Everyone from conservative GOP presidential hopeful Phil Gramm to Secretary of Labor Robert Reich is on board. From the libertarian Cato Institute to the Progressive Policy Institute, the fiscally responsible have "aid to dependent corporations" in their sights. At least, they say they do.It's about time. Long have the powerful used their political influence to wheedle all manner of tax breaks and direct subsidies. Nor can the offenders be crudely branded "Republican Businessmen." Congresses dominated by Democrats have written most budgets of recent decades. Indeed, the urge to funnel benefits to prominent constituents and big campaign contributors is robust in politicians generally.

Can they master it? Politicians often are selective in their wish to see the private sector stand on its own private feet. As Scripps Howard News Service puts it, "Clintonites have a soft spot for what one critic calls `technopork,' benefiting the likes of Texas Instruments, 3M, Chrysler Corp., Boeing, Rockwell and Hewlett Packard. Western politicians balk at making the timber industry pay for roads the Forest Service builds for its benefit on federal lands. Farmstate representatives protect farmers' costly and irrational dole."

True budget reform seems bound to be no less contentious when it comes to eliminating corporate welfare than it has already proved in debates over entitlements for the elderly and the poor.
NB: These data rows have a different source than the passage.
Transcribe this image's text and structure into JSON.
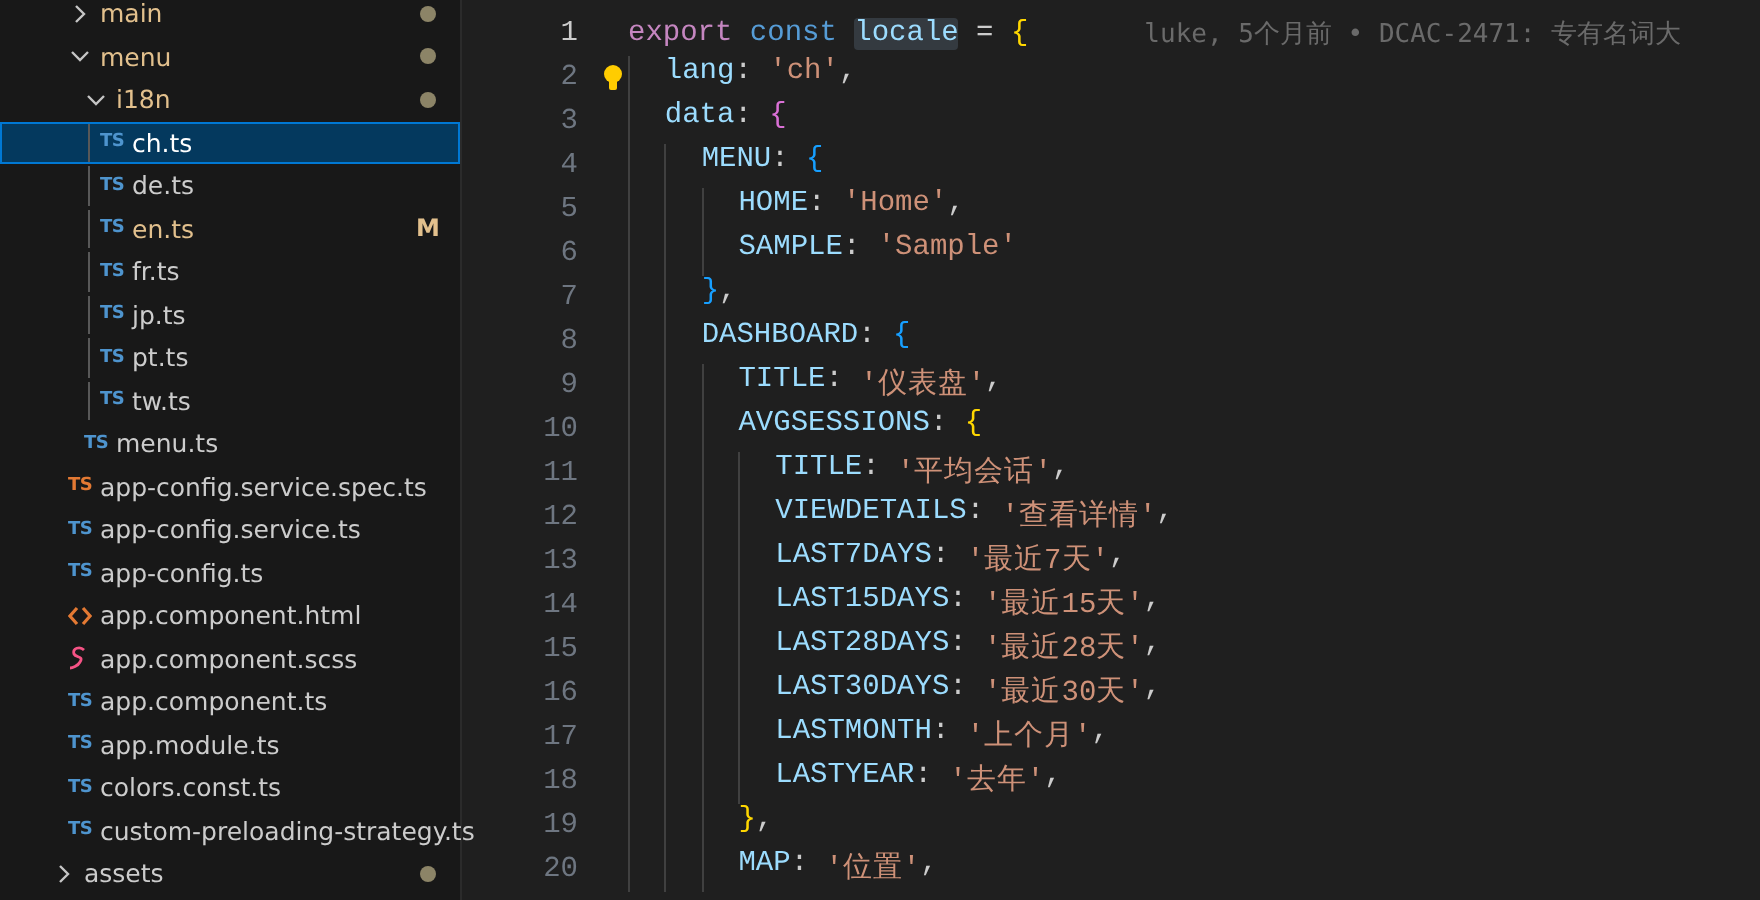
{
  "explorer": {
    "items": [
      {
        "kind": "folder",
        "name": "main",
        "expanded": false,
        "modified": true,
        "has_changes": true
      },
      {
        "kind": "folder",
        "name": "menu",
        "expanded": true,
        "modified": true,
        "has_changes": true,
        "children": [
          {
            "kind": "folder",
            "name": "i18n",
            "expanded": true,
            "modified": true,
            "has_changes": true,
            "children": [
              {
                "kind": "ts",
                "icon_text": "TS",
                "name": "ch.ts",
                "selected": true,
                "modified": false
              },
              {
                "kind": "ts",
                "icon_text": "TS",
                "name": "de.ts",
                "selected": false,
                "modified": false
              },
              {
                "kind": "ts",
                "icon_text": "TS",
                "name": "en.ts",
                "selected": false,
                "modified": true,
                "badge": "M"
              },
              {
                "kind": "ts",
                "icon_text": "TS",
                "name": "fr.ts",
                "selected": false,
                "modified": false
              },
              {
                "kind": "ts",
                "icon_text": "TS",
                "name": "jp.ts",
                "selected": false,
                "modified": false
              },
              {
                "kind": "ts",
                "icon_text": "TS",
                "name": "pt.ts",
                "selected": false,
                "modified": false
              },
              {
                "kind": "ts",
                "icon_text": "TS",
                "name": "tw.ts",
                "selected": false,
                "modified": false
              }
            ]
          },
          {
            "kind": "ts",
            "icon_text": "TS",
            "name": "menu.ts",
            "selected": false,
            "modified": false
          }
        ]
      },
      {
        "kind": "test",
        "icon_text": "TS",
        "name": "app-config.service.spec.ts",
        "selected": false,
        "modified": false
      },
      {
        "kind": "ts",
        "icon_text": "TS",
        "name": "app-config.service.ts",
        "selected": false,
        "modified": false
      },
      {
        "kind": "ts",
        "icon_text": "TS",
        "name": "app-config.ts",
        "selected": false,
        "modified": false
      },
      {
        "kind": "html",
        "name": "app.component.html",
        "selected": false,
        "modified": false
      },
      {
        "kind": "scss",
        "name": "app.component.scss",
        "selected": false,
        "modified": false
      },
      {
        "kind": "ts",
        "icon_text": "TS",
        "name": "app.component.ts",
        "selected": false,
        "modified": false
      },
      {
        "kind": "ts",
        "icon_text": "TS",
        "name": "app.module.ts",
        "selected": false,
        "modified": false
      },
      {
        "kind": "ts",
        "icon_text": "TS",
        "name": "colors.const.ts",
        "selected": false,
        "modified": false
      },
      {
        "kind": "ts",
        "icon_text": "TS",
        "name": "custom-preloading-strategy.ts",
        "selected": false,
        "modified": false
      }
    ],
    "parent_items": [
      {
        "kind": "folder",
        "name": "assets",
        "expanded": false,
        "modified": false,
        "has_changes": true
      }
    ]
  },
  "editor": {
    "lines": [
      {
        "number": "1",
        "current": true,
        "tokens": [
          {
            "kind": "control",
            "text": "export "
          },
          {
            "kind": "keyword",
            "text": "const "
          },
          {
            "kind": "highlight",
            "text": "locale"
          },
          {
            "kind": "plain",
            "text": " = "
          },
          {
            "kind": "bracket1",
            "text": "{"
          }
        ],
        "blame": "luke, 5个月前 • DCAC-2471: 专有名词大"
      },
      {
        "number": "2",
        "current": false,
        "lightbulb": true,
        "tokens": [
          {
            "kind": "property",
            "text": "  lang"
          },
          {
            "kind": "plain",
            "text": ": "
          },
          {
            "kind": "string",
            "text": "'ch'"
          },
          {
            "kind": "plain",
            "text": ","
          }
        ]
      },
      {
        "number": "3",
        "current": false,
        "tokens": [
          {
            "kind": "property",
            "text": "  data"
          },
          {
            "kind": "plain",
            "text": ": "
          },
          {
            "kind": "bracket2",
            "text": "{"
          }
        ]
      },
      {
        "number": "4",
        "current": false,
        "tokens": [
          {
            "kind": "property",
            "text": "    MENU"
          },
          {
            "kind": "plain",
            "text": ": "
          },
          {
            "kind": "bracket3",
            "text": "{"
          }
        ]
      },
      {
        "number": "5",
        "current": false,
        "tokens": [
          {
            "kind": "property",
            "text": "      HOME"
          },
          {
            "kind": "plain",
            "text": ": "
          },
          {
            "kind": "string",
            "text": "'Home'"
          },
          {
            "kind": "plain",
            "text": ","
          }
        ]
      },
      {
        "number": "6",
        "current": false,
        "tokens": [
          {
            "kind": "property",
            "text": "      SAMPLE"
          },
          {
            "kind": "plain",
            "text": ": "
          },
          {
            "kind": "string",
            "text": "'Sample'"
          }
        ]
      },
      {
        "number": "7",
        "current": false,
        "tokens": [
          {
            "kind": "bracket3",
            "text": "    }"
          },
          {
            "kind": "plain",
            "text": ","
          }
        ]
      },
      {
        "number": "8",
        "current": false,
        "tokens": [
          {
            "kind": "property",
            "text": "    DASHBOARD"
          },
          {
            "kind": "plain",
            "text": ": "
          },
          {
            "kind": "bracket3",
            "text": "{"
          }
        ]
      },
      {
        "number": "9",
        "current": false,
        "tokens": [
          {
            "kind": "property",
            "text": "      TITLE"
          },
          {
            "kind": "plain",
            "text": ": "
          },
          {
            "kind": "string",
            "text": "'仪表盘'"
          },
          {
            "kind": "plain",
            "text": ","
          }
        ]
      },
      {
        "number": "10",
        "current": false,
        "tokens": [
          {
            "kind": "property",
            "text": "      AVGSESSIONS"
          },
          {
            "kind": "plain",
            "text": ": "
          },
          {
            "kind": "bracket1",
            "text": "{"
          }
        ]
      },
      {
        "number": "11",
        "current": false,
        "tokens": [
          {
            "kind": "property",
            "text": "        TITLE"
          },
          {
            "kind": "plain",
            "text": ": "
          },
          {
            "kind": "string",
            "text": "'平均会话'"
          },
          {
            "kind": "plain",
            "text": ","
          }
        ]
      },
      {
        "number": "12",
        "current": false,
        "tokens": [
          {
            "kind": "property",
            "text": "        VIEWDETAILS"
          },
          {
            "kind": "plain",
            "text": ": "
          },
          {
            "kind": "string",
            "text": "'查看详情'"
          },
          {
            "kind": "plain",
            "text": ","
          }
        ]
      },
      {
        "number": "13",
        "current": false,
        "tokens": [
          {
            "kind": "property",
            "text": "        LAST7DAYS"
          },
          {
            "kind": "plain",
            "text": ": "
          },
          {
            "kind": "string",
            "text": "'最近7天'"
          },
          {
            "kind": "plain",
            "text": ","
          }
        ]
      },
      {
        "number": "14",
        "current": false,
        "tokens": [
          {
            "kind": "property",
            "text": "        LAST15DAYS"
          },
          {
            "kind": "plain",
            "text": ": "
          },
          {
            "kind": "string",
            "text": "'最近15天'"
          },
          {
            "kind": "plain",
            "text": ","
          }
        ]
      },
      {
        "number": "15",
        "current": false,
        "tokens": [
          {
            "kind": "property",
            "text": "        LAST28DAYS"
          },
          {
            "kind": "plain",
            "text": ": "
          },
          {
            "kind": "string",
            "text": "'最近28天'"
          },
          {
            "kind": "plain",
            "text": ","
          }
        ]
      },
      {
        "number": "16",
        "current": false,
        "tokens": [
          {
            "kind": "property",
            "text": "        LAST30DAYS"
          },
          {
            "kind": "plain",
            "text": ": "
          },
          {
            "kind": "string",
            "text": "'最近30天'"
          },
          {
            "kind": "plain",
            "text": ","
          }
        ]
      },
      {
        "number": "17",
        "current": false,
        "tokens": [
          {
            "kind": "property",
            "text": "        LASTMONTH"
          },
          {
            "kind": "plain",
            "text": ": "
          },
          {
            "kind": "string",
            "text": "'上个月'"
          },
          {
            "kind": "plain",
            "text": ","
          }
        ]
      },
      {
        "number": "18",
        "current": false,
        "tokens": [
          {
            "kind": "property",
            "text": "        LASTYEAR"
          },
          {
            "kind": "plain",
            "text": ": "
          },
          {
            "kind": "string",
            "text": "'去年'"
          },
          {
            "kind": "plain",
            "text": ","
          }
        ]
      },
      {
        "number": "19",
        "current": false,
        "tokens": [
          {
            "kind": "bracket1",
            "text": "      }"
          },
          {
            "kind": "plain",
            "text": ","
          }
        ]
      },
      {
        "number": "20",
        "current": false,
        "tokens": [
          {
            "kind": "property",
            "text": "      MAP"
          },
          {
            "kind": "plain",
            "text": ": "
          },
          {
            "kind": "string",
            "text": "'位置'"
          },
          {
            "kind": "plain",
            "text": ","
          }
        ]
      }
    ]
  }
}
Genuine deficit-cutters must demonstrate their seriousness across the board.